Problem requirements
Reproduce the data in full, exactly.

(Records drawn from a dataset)
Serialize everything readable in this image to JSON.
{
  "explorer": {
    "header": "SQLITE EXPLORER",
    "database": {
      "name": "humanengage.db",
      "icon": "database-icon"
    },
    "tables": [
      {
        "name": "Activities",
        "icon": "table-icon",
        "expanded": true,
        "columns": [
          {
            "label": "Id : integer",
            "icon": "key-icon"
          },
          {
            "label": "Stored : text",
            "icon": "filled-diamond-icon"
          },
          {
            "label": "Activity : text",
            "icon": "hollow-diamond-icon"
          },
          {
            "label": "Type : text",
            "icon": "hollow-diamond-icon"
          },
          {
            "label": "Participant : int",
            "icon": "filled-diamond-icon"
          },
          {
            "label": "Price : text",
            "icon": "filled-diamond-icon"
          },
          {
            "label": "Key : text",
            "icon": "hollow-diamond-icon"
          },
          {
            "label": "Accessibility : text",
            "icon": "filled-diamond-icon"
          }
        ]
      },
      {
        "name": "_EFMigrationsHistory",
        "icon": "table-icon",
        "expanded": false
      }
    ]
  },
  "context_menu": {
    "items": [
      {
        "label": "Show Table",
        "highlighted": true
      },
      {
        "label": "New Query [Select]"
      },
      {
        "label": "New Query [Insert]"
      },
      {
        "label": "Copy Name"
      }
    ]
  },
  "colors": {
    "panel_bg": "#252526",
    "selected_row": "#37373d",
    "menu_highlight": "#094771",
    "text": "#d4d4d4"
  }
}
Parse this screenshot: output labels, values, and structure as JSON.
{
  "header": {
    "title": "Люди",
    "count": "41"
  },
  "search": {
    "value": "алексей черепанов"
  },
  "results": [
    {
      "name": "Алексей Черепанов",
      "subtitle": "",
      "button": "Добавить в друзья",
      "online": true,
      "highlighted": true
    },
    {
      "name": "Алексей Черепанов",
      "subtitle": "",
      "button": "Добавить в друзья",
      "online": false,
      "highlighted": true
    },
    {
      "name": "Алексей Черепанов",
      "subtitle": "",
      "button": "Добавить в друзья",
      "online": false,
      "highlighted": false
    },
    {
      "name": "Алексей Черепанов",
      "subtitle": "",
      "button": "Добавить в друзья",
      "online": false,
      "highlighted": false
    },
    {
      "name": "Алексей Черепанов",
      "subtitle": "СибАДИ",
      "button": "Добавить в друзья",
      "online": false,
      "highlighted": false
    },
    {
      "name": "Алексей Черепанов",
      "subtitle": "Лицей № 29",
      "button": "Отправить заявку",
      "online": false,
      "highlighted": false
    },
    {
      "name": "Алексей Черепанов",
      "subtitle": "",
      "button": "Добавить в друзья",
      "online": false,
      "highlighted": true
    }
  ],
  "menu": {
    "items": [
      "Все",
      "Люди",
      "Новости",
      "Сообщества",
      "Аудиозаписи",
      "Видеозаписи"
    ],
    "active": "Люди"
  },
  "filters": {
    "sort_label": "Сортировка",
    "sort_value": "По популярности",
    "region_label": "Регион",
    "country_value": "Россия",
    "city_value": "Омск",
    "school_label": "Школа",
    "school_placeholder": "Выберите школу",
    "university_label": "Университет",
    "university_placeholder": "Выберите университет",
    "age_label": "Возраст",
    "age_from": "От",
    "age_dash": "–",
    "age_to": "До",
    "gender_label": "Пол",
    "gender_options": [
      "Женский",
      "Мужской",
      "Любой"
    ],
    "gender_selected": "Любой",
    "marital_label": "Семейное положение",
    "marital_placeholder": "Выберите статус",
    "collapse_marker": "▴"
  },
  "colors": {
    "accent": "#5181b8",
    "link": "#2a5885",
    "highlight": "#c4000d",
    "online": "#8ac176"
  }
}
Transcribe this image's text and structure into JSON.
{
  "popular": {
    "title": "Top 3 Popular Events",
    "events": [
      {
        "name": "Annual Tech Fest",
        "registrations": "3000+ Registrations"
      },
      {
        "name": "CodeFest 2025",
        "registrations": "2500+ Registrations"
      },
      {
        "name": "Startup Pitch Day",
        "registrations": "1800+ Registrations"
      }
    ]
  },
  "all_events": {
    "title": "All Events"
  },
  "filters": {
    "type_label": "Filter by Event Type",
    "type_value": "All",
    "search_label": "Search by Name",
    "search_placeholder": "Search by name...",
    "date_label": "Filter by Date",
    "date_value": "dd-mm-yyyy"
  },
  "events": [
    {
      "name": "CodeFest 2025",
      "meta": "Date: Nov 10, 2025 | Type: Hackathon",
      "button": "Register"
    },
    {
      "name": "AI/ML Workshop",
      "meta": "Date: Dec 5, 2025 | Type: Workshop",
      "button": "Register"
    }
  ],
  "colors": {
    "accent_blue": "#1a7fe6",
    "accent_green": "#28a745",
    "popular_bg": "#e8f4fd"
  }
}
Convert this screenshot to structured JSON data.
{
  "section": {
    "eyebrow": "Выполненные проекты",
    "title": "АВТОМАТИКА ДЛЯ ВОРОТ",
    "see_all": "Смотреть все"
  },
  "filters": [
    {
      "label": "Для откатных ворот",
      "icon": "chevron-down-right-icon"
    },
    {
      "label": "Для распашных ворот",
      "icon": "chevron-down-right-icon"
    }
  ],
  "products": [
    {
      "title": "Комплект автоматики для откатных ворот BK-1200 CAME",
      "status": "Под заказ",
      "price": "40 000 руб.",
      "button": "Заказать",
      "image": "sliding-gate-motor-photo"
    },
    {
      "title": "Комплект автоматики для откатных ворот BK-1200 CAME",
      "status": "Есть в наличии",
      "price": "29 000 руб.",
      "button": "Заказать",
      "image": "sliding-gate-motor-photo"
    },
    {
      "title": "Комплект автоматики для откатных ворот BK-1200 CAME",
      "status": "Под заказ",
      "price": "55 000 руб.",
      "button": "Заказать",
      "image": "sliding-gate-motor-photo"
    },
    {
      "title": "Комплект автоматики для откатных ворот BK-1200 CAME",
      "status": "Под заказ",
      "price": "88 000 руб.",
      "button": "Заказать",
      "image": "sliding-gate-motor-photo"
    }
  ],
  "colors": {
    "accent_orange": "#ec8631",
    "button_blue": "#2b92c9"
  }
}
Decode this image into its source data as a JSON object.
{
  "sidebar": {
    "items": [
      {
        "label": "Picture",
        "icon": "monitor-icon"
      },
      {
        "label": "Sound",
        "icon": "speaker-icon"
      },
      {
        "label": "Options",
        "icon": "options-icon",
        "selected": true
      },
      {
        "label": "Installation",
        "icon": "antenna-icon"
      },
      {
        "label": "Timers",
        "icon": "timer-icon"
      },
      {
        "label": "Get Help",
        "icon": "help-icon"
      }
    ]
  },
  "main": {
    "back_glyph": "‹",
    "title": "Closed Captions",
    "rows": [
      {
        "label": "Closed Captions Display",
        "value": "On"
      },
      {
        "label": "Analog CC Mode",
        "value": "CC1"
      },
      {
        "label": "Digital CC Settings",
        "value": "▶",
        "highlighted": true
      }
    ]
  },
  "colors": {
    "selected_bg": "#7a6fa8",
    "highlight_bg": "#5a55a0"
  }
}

Written answer
Serialize everything readable in this image to JSON.
{
  "explorer": {
    "header": "SQLITE EXPLORER",
    "database": {
      "name": "humanengage.db",
      "icon": "database-icon"
    },
    "tables": [
      {
        "name": "Activities",
        "icon": "table-icon",
        "expanded": true,
        "columns": [
          {
            "label": "Id : integer",
            "icon": "key-icon"
          },
          {
            "label": "Stored : text",
            "icon": "filled-diamond-icon"
          },
          {
            "label": "Activity : text",
            "icon": "hollow-diamond-icon"
          },
          {
            "label": "Type : text",
            "icon": "hollow-diamond-icon"
          },
          {
            "label": "Participant : int",
            "icon": "filled-diamond-icon"
          },
          {
            "label": "Price : text",
            "icon": "filled-diamond-icon"
          },
          {
            "label": "Key : text",
            "icon": "hollow-diamond-icon"
          },
          {
            "label": "Accessibility : text",
            "icon": "filled-diamond-icon"
          }
        ]
      },
      {
        "name": "_EFMigrationsHistory",
        "icon": "table-icon",
        "expanded": false
      }
    ]
  },
  "context_menu": {
    "items": [
      {
        "label": "Show Table",
        "highlighted": true
      },
      {
        "label": "New Query [Select]"
      },
      {
        "label": "New Query [Insert]"
      },
      {
        "label": "Copy Name"
      }
    ]
  },
  "colors": {
    "panel_bg": "#252526",
    "selected_row": "#37373d",
    "menu_highlight": "#094771",
    "text": "#d4d4d4"
  }
}
Parse this screenshot: output labels, values, and structure as JSON.
{
  "header": {
    "title": "Люди",
    "count": "41"
  },
  "search": {
    "value": "алексей черепанов"
  },
  "results": [
    {
      "name": "Алексей Черепанов",
      "subtitle": "",
      "button": "Добавить в друзья",
      "online": true,
      "highlighted": true
    },
    {
      "name": "Алексей Черепанов",
      "subtitle": "",
      "button": "Добавить в друзья",
      "online": false,
      "highlighted": true
    },
    {
      "name": "Алексей Черепанов",
      "subtitle": "",
      "button": "Добавить в друзья",
      "online": false,
      "highlighted": false
    },
    {
      "name": "Алексей Черепанов",
      "subtitle": "",
      "button": "Добавить в друзья",
      "online": false,
      "highlighted": false
    },
    {
      "name": "Алексей Черепанов",
      "subtitle": "СибАДИ",
      "button": "Добавить в друзья",
      "online": false,
      "highlighted": false
    },
    {
      "name": "Алексей Черепанов",
      "subtitle": "Лицей № 29",
      "button": "Отправить заявку",
      "online": false,
      "highlighted": false
    },
    {
      "name": "Алексей Черепанов",
      "subtitle": "",
      "button": "Добавить в друзья",
      "online": false,
      "highlighted": true
    }
  ],
  "menu": {
    "items": [
      "Все",
      "Люди",
      "Новости",
      "Сообщества",
      "Аудиозаписи",
      "Видеозаписи"
    ],
    "active": "Люди"
  },
  "filters": {
    "sort_label": "Сортировка",
    "sort_value": "По популярности",
    "region_label": "Регион",
    "country_value": "Россия",
    "city_value": "Омск",
    "school_label": "Школа",
    "school_placeholder": "Выберите школу",
    "university_label": "Университет",
    "university_placeholder": "Выберите университет",
    "age_label": "Возраст",
    "age_from": "От",
    "age_dash": "–",
    "age_to": "До",
    "gender_label": "Пол",
    "gender_options": [
      "Женский",
      "Мужской",
      "Любой"
    ],
    "gender_selected": "Любой",
    "marital_label": "Семейное положение",
    "marital_placeholder": "Выберите статус",
    "collapse_marker": "▴"
  },
  "colors": {
    "accent": "#5181b8",
    "link": "#2a5885",
    "highlight": "#c4000d",
    "online": "#8ac176"
  }
}
Transcribe this image's text and structure into JSON.
{
  "popular": {
    "title": "Top 3 Popular Events",
    "events": [
      {
        "name": "Annual Tech Fest",
        "registrations": "3000+ Registrations"
      },
      {
        "name": "CodeFest 2025",
        "registrations": "2500+ Registrations"
      },
      {
        "name": "Startup Pitch Day",
        "registrations": "1800+ Registrations"
      }
    ]
  },
  "all_events": {
    "title": "All Events"
  },
  "filters": {
    "type_label": "Filter by Event Type",
    "type_value": "All",
    "search_label": "Search by Name",
    "search_placeholder": "Search by name...",
    "date_label": "Filter by Date",
    "date_value": "dd-mm-yyyy"
  },
  "events": [
    {
      "name": "CodeFest 2025",
      "meta": "Date: Nov 10, 2025 | Type: Hackathon",
      "button": "Register"
    },
    {
      "name": "AI/ML Workshop",
      "meta": "Date: Dec 5, 2025 | Type: Workshop",
      "button": "Register"
    }
  ],
  "colors": {
    "accent_blue": "#1a7fe6",
    "accent_green": "#28a745",
    "popular_bg": "#e8f4fd"
  }
}
Convert this screenshot to structured JSON data.
{
  "section": {
    "eyebrow": "Выполненные проекты",
    "title": "АВТОМАТИКА ДЛЯ ВОРОТ",
    "see_all": "Смотреть все"
  },
  "filters": [
    {
      "label": "Для откатных ворот",
      "icon": "chevron-down-right-icon"
    },
    {
      "label": "Для распашных ворот",
      "icon": "chevron-down-right-icon"
    }
  ],
  "products": [
    {
      "title": "Комплект автоматики для откатных ворот BK-1200 CAME",
      "status": "Под заказ",
      "price": "40 000 руб.",
      "button": "Заказать",
      "image": "sliding-gate-motor-photo"
    },
    {
      "title": "Комплект автоматики для откатных ворот BK-1200 CAME",
      "status": "Есть в наличии",
      "price": "29 000 руб.",
      "button": "Заказать",
      "image": "sliding-gate-motor-photo"
    },
    {
      "title": "Комплект автоматики для откатных ворот BK-1200 CAME",
      "status": "Под заказ",
      "price": "55 000 руб.",
      "button": "Заказать",
      "image": "sliding-gate-motor-photo"
    },
    {
      "title": "Комплект автоматики для откатных ворот BK-1200 CAME",
      "status": "Под заказ",
      "price": "88 000 руб.",
      "button": "Заказать",
      "image": "sliding-gate-motor-photo"
    }
  ],
  "colors": {
    "accent_orange": "#ec8631",
    "button_blue": "#2b92c9"
  }
}
Decode this image into its source data as a JSON object.
{
  "sidebar": {
    "items": [
      {
        "label": "Picture",
        "icon": "monitor-icon"
      },
      {
        "label": "Sound",
        "icon": "speaker-icon"
      },
      {
        "label": "Options",
        "icon": "options-icon",
        "selected": true
      },
      {
        "label": "Installation",
        "icon": "antenna-icon"
      },
      {
        "label": "Timers",
        "icon": "timer-icon"
      },
      {
        "label": "Get Help",
        "icon": "help-icon"
      }
    ]
  },
  "main": {
    "back_glyph": "‹",
    "title": "Closed Captions",
    "rows": [
      {
        "label": "Closed Captions Display",
        "value": "On"
      },
      {
        "label": "Analog CC Mode",
        "value": "CC1"
      },
      {
        "label": "Digital CC Settings",
        "value": "▶",
        "highlighted": true
      }
    ]
  },
  "colors": {
    "selected_bg": "#7a6fa8",
    "highlight_bg": "#5a55a0"
  }
}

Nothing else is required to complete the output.